DATA.
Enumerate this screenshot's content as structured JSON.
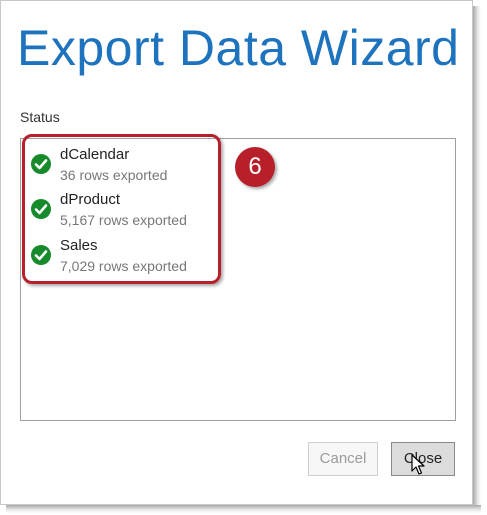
{
  "dialog": {
    "title": "Export Data Wizard",
    "status_label": "Status",
    "items": [
      {
        "name": "dCalendar",
        "detail": "36 rows exported",
        "state": "success",
        "icon": "check-circle-icon"
      },
      {
        "name": "dProduct",
        "detail": "5,167 rows exported",
        "state": "success",
        "icon": "check-circle-icon"
      },
      {
        "name": "Sales",
        "detail": "7,029 rows exported",
        "state": "success",
        "icon": "check-circle-icon"
      }
    ],
    "buttons": {
      "cancel_label": "Cancel",
      "close_label": "Close"
    }
  },
  "annotation": {
    "step_number": "6",
    "color": "#b7202a"
  },
  "colors": {
    "title": "#1e73be",
    "success": "#178a2c"
  }
}
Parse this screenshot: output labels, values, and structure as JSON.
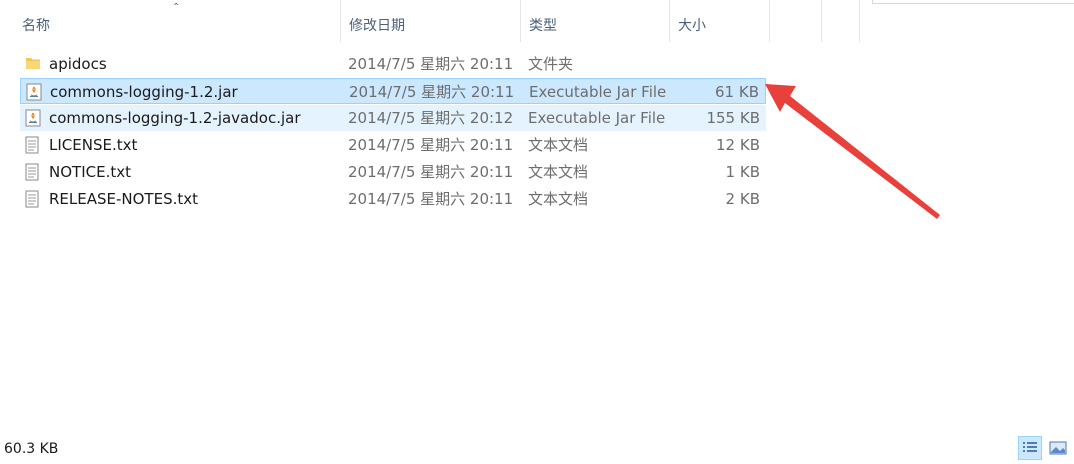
{
  "columns": {
    "name": "名称",
    "date": "修改日期",
    "type": "类型",
    "size": "大小"
  },
  "files": [
    {
      "name": "apidocs",
      "date": "2014/7/5 星期六 20:11",
      "type": "文件夹",
      "size": "",
      "icon": "folder-icon",
      "state": "normal"
    },
    {
      "name": "commons-logging-1.2.jar",
      "date": "2014/7/5 星期六 20:11",
      "type": "Executable Jar File",
      "size": "61 KB",
      "icon": "java-jar-icon",
      "state": "selected"
    },
    {
      "name": "commons-logging-1.2-javadoc.jar",
      "date": "2014/7/5 星期六 20:12",
      "type": "Executable Jar File",
      "size": "155 KB",
      "icon": "java-jar-icon",
      "state": "hover"
    },
    {
      "name": "LICENSE.txt",
      "date": "2014/7/5 星期六 20:11",
      "type": "文本文档",
      "size": "12 KB",
      "icon": "text-file-icon",
      "state": "normal"
    },
    {
      "name": "NOTICE.txt",
      "date": "2014/7/5 星期六 20:11",
      "type": "文本文档",
      "size": "1 KB",
      "icon": "text-file-icon",
      "state": "normal"
    },
    {
      "name": "RELEASE-NOTES.txt",
      "date": "2014/7/5 星期六 20:11",
      "type": "文本文档",
      "size": "2 KB",
      "icon": "text-file-icon",
      "state": "normal"
    }
  ],
  "status": {
    "selection_size": "60.3 KB"
  },
  "colors": {
    "selected_bg": "#cce8ff",
    "hover_bg": "#e5f3ff",
    "annotation_arrow": "#e8403a"
  }
}
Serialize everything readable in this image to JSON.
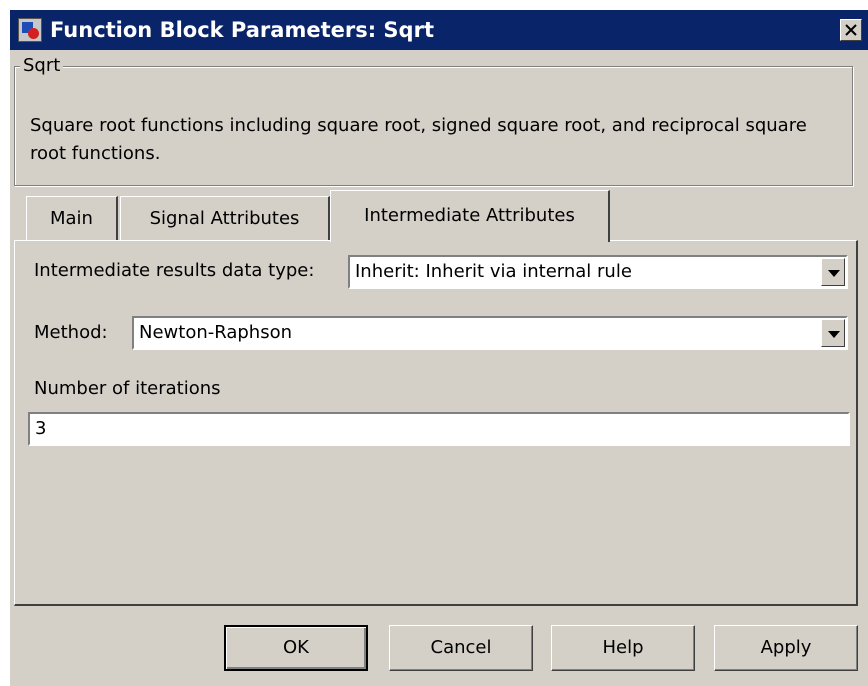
{
  "window": {
    "title": "Function Block Parameters: Sqrt"
  },
  "group": {
    "legend": "Sqrt",
    "description": "Square root functions including square root, signed square root, and reciprocal square root functions."
  },
  "tabs": [
    {
      "label": "Main",
      "active": false
    },
    {
      "label": "Signal Attributes",
      "active": false
    },
    {
      "label": "Intermediate Attributes",
      "active": true
    }
  ],
  "panel": {
    "intermediate_type": {
      "label": "Intermediate results data type:",
      "value": "Inherit: Inherit via internal rule"
    },
    "method": {
      "label": "Method:",
      "value": "Newton-Raphson"
    },
    "iterations": {
      "label": "Number of iterations",
      "value": "3"
    }
  },
  "buttons": {
    "ok": "OK",
    "cancel": "Cancel",
    "help": "Help",
    "apply": "Apply"
  },
  "icons": {
    "app": "simulink-icon",
    "close": "close-icon",
    "dropdown": "chevron-down-icon"
  },
  "colors": {
    "titlebar": "#0a246a",
    "dialog_bg": "#d4d0c8"
  }
}
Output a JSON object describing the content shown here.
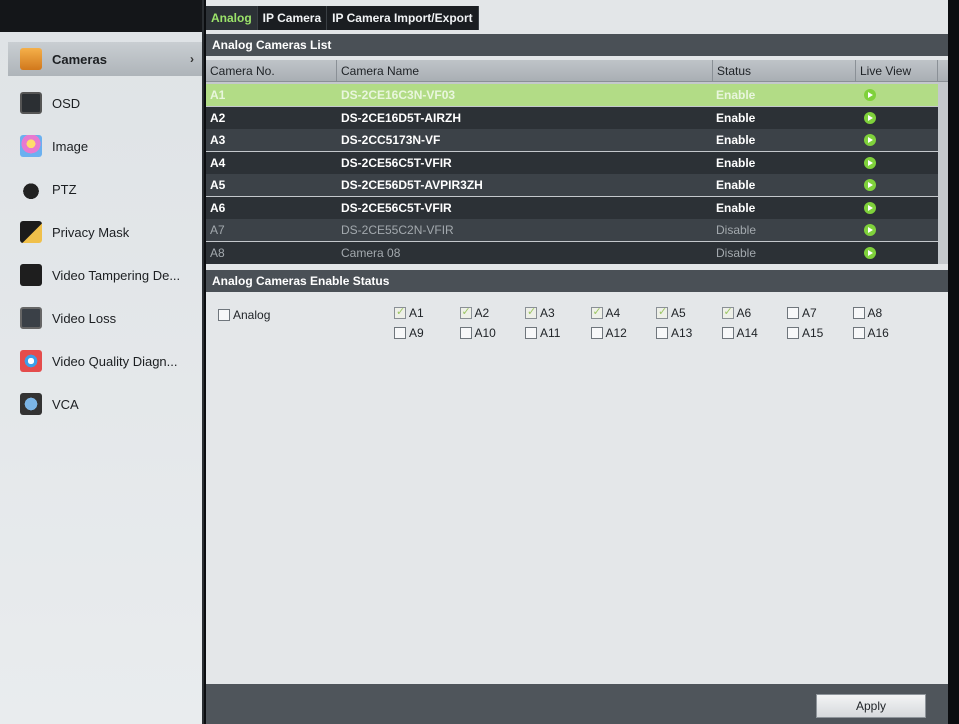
{
  "tabs": [
    "Analog",
    "IP Camera",
    "IP Camera Import/Export"
  ],
  "sidebar": {
    "items": [
      {
        "label": "Cameras",
        "icon": "camera-icon",
        "active": true
      },
      {
        "label": "OSD",
        "icon": "osd-icon"
      },
      {
        "label": "Image",
        "icon": "image-icon"
      },
      {
        "label": "PTZ",
        "icon": "ptz-icon"
      },
      {
        "label": "Privacy Mask",
        "icon": "privacy-mask-icon"
      },
      {
        "label": "Video Tampering De...",
        "icon": "video-tampering-icon"
      },
      {
        "label": "Video Loss",
        "icon": "video-loss-icon"
      },
      {
        "label": "Video Quality Diagn...",
        "icon": "video-quality-icon"
      },
      {
        "label": "VCA",
        "icon": "vca-icon"
      }
    ],
    "chevron": "›"
  },
  "list": {
    "title": "Analog Cameras List",
    "columns": [
      "Camera No.",
      "Camera Name",
      "Status",
      "Live View"
    ],
    "rows": [
      {
        "no": "A1",
        "name": "DS-2CE16C3N-VF03",
        "status": "Enable"
      },
      {
        "no": "A2",
        "name": "DS-2CE16D5T-AIRZH",
        "status": "Enable"
      },
      {
        "no": "A3",
        "name": "DS-2CC5173N-VF",
        "status": "Enable"
      },
      {
        "no": "A4",
        "name": "DS-2CE56C5T-VFIR",
        "status": "Enable"
      },
      {
        "no": "A5",
        "name": "DS-2CE56D5T-AVPIR3ZH",
        "status": "Enable"
      },
      {
        "no": "A6",
        "name": "DS-2CE56C5T-VFIR",
        "status": "Enable"
      },
      {
        "no": "A7",
        "name": "DS-2CE55C2N-VFIR",
        "status": "Disable"
      },
      {
        "no": "A8",
        "name": "Camera 08",
        "status": "Disable"
      }
    ]
  },
  "enable_status": {
    "title": "Analog Cameras Enable Status",
    "master_label": "Analog",
    "channels": [
      {
        "label": "A1",
        "checked": true
      },
      {
        "label": "A2",
        "checked": true
      },
      {
        "label": "A3",
        "checked": true
      },
      {
        "label": "A4",
        "checked": true
      },
      {
        "label": "A5",
        "checked": true
      },
      {
        "label": "A6",
        "checked": true
      },
      {
        "label": "A7",
        "checked": false
      },
      {
        "label": "A8",
        "checked": false
      },
      {
        "label": "A9",
        "checked": false
      },
      {
        "label": "A10",
        "checked": false
      },
      {
        "label": "A11",
        "checked": false
      },
      {
        "label": "A12",
        "checked": false
      },
      {
        "label": "A13",
        "checked": false
      },
      {
        "label": "A14",
        "checked": false
      },
      {
        "label": "A15",
        "checked": false
      },
      {
        "label": "A16",
        "checked": false
      }
    ]
  },
  "footer": {
    "apply_label": "Apply"
  },
  "colors": {
    "accent_green": "#9be36a",
    "selected_row": "#b2dc86",
    "live_icon": "#7fd13b"
  }
}
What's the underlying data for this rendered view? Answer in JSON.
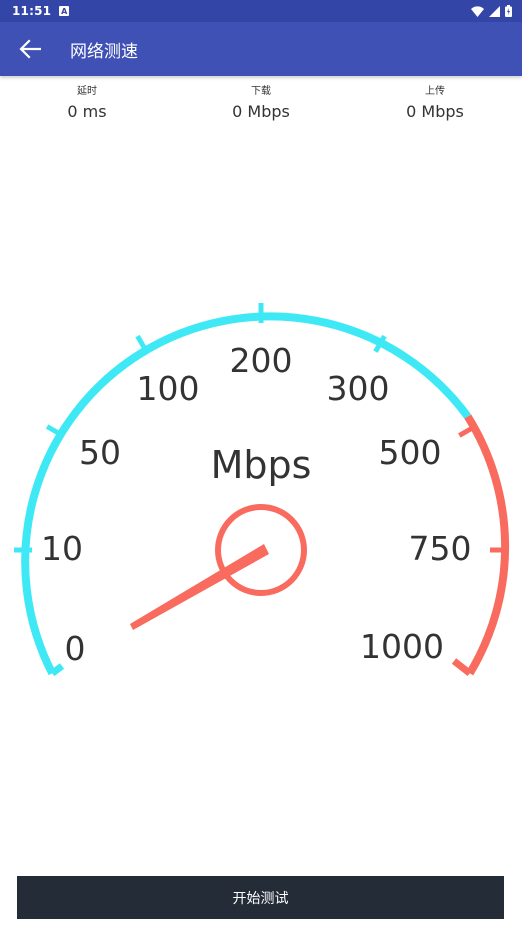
{
  "status_bar": {
    "time": "11:51",
    "notification_badge": "A",
    "icons": [
      "wifi-icon",
      "signal-icon",
      "battery-icon"
    ]
  },
  "app_bar": {
    "title": "网络测速",
    "back_icon": "arrow-back-icon"
  },
  "stats": [
    {
      "label": "延时",
      "value": "0 ms"
    },
    {
      "label": "下载",
      "value": "0 Mbps"
    },
    {
      "label": "上传",
      "value": "0 Mbps"
    }
  ],
  "gauge": {
    "unit": "Mbps",
    "scale_labels": [
      "0",
      "10",
      "50",
      "100",
      "200",
      "300",
      "500",
      "750",
      "1000"
    ],
    "current_value": 0,
    "colors": {
      "low": "#3ee9f5",
      "high": "#f86b5e"
    }
  },
  "start_button": {
    "label": "开始测试"
  }
}
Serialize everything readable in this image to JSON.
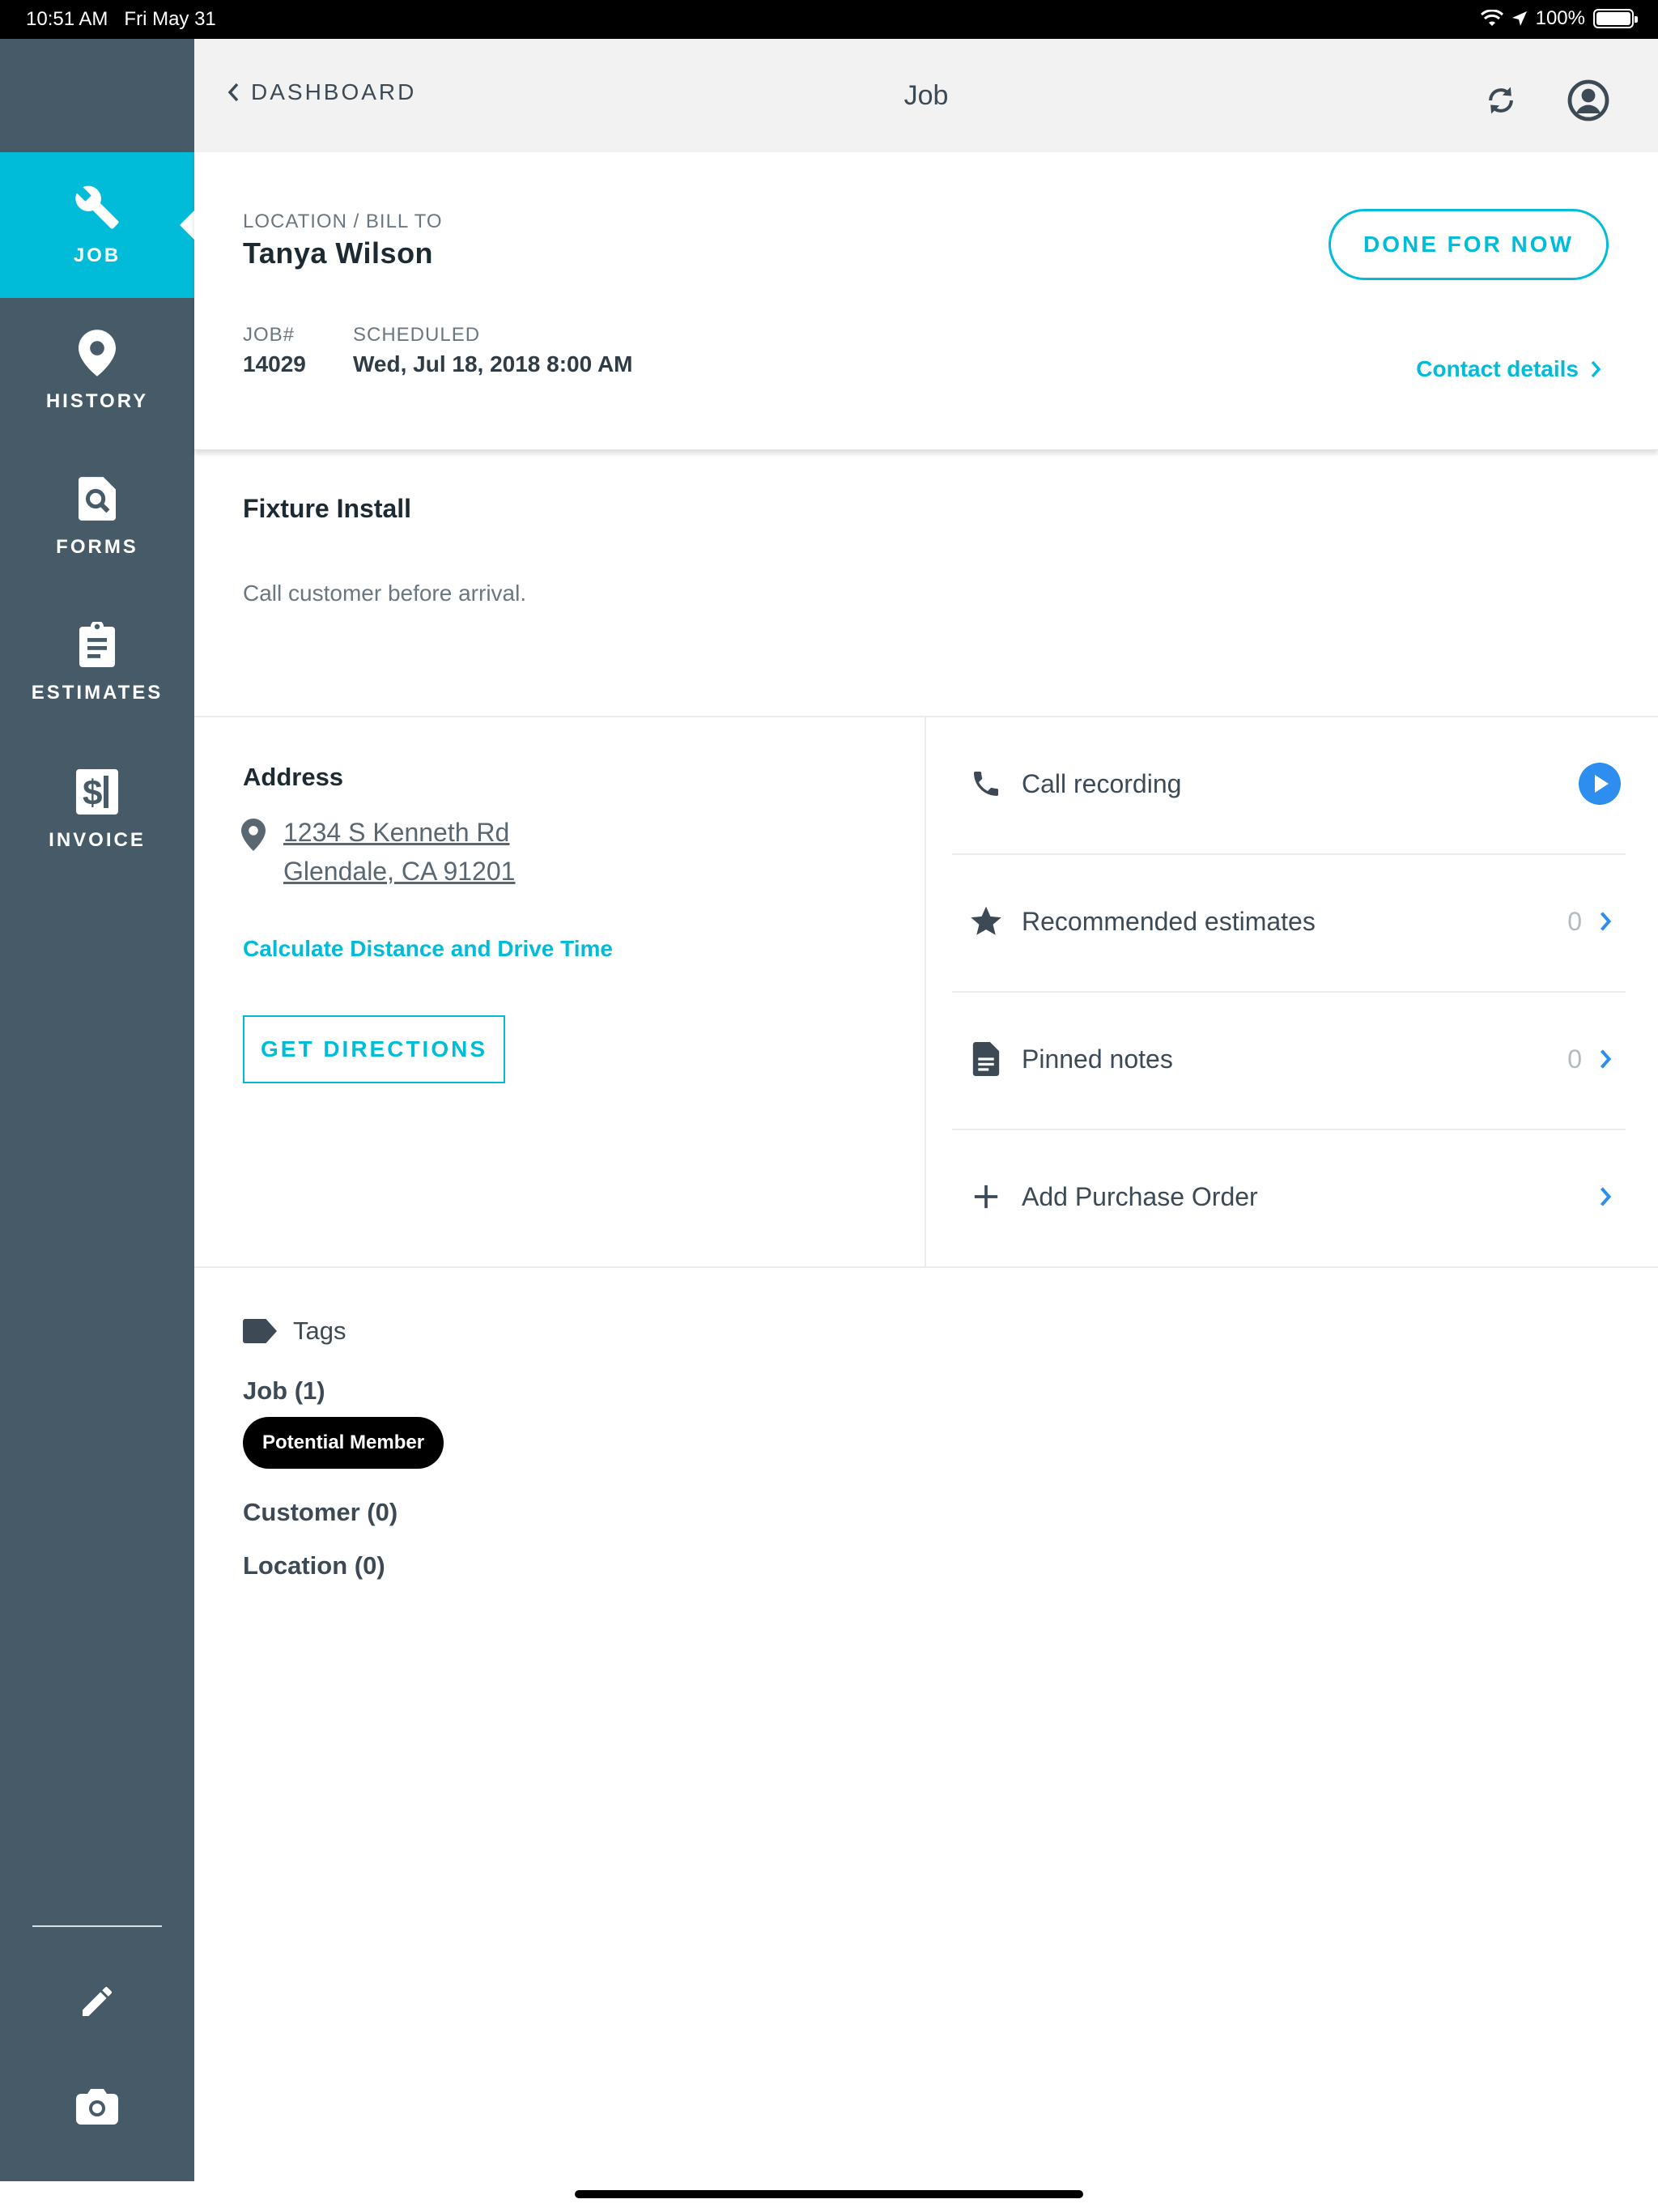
{
  "status_bar": {
    "time": "10:51 AM",
    "date": "Fri May 31",
    "battery": "100%"
  },
  "sidebar": {
    "items": [
      {
        "label": "JOB",
        "icon": "wrench-icon",
        "active": true
      },
      {
        "label": "HISTORY",
        "icon": "location-pin-icon",
        "active": false
      },
      {
        "label": "FORMS",
        "icon": "form-search-icon",
        "active": false
      },
      {
        "label": "ESTIMATES",
        "icon": "clipboard-icon",
        "active": false
      },
      {
        "label": "INVOICE",
        "icon": "invoice-dollar-icon",
        "active": false
      }
    ],
    "tools": [
      {
        "icon": "pencil-icon"
      },
      {
        "icon": "camera-icon"
      }
    ]
  },
  "header": {
    "back_label": "DASHBOARD",
    "title": "Job"
  },
  "job": {
    "location_label": "LOCATION / BILL TO",
    "customer_name": "Tanya Wilson",
    "done_label": "DONE FOR NOW",
    "job_number_label": "JOB#",
    "job_number": "14029",
    "scheduled_label": "SCHEDULED",
    "scheduled_value": "Wed, Jul 18, 2018 8:00 AM",
    "contact_label": "Contact details"
  },
  "description": {
    "title": "Fixture Install",
    "note": "Call customer before arrival."
  },
  "address": {
    "title": "Address",
    "line1": "1234 S Kenneth Rd",
    "line2": "Glendale, CA 91201",
    "calc_label": "Calculate Distance and Drive Time",
    "directions_label": "GET DIRECTIONS"
  },
  "actions": [
    {
      "label": "Call recording",
      "icon": "phone-icon",
      "count": ""
    },
    {
      "label": "Recommended estimates",
      "icon": "star-icon",
      "count": "0"
    },
    {
      "label": "Pinned notes",
      "icon": "document-icon",
      "count": "0"
    },
    {
      "label": "Add Purchase Order",
      "icon": "plus-icon",
      "count": ""
    }
  ],
  "tags": {
    "title": "Tags",
    "job_group": "Job (1)",
    "job_tags": [
      "Potential Member"
    ],
    "customer_group": "Customer (0)",
    "location_group": "Location (0)"
  },
  "colors": {
    "accent": "#00bcd9",
    "sidebar": "#465b67",
    "play": "#2d8ef0"
  }
}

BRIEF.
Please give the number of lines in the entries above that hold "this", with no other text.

ANSWER SECTION.
5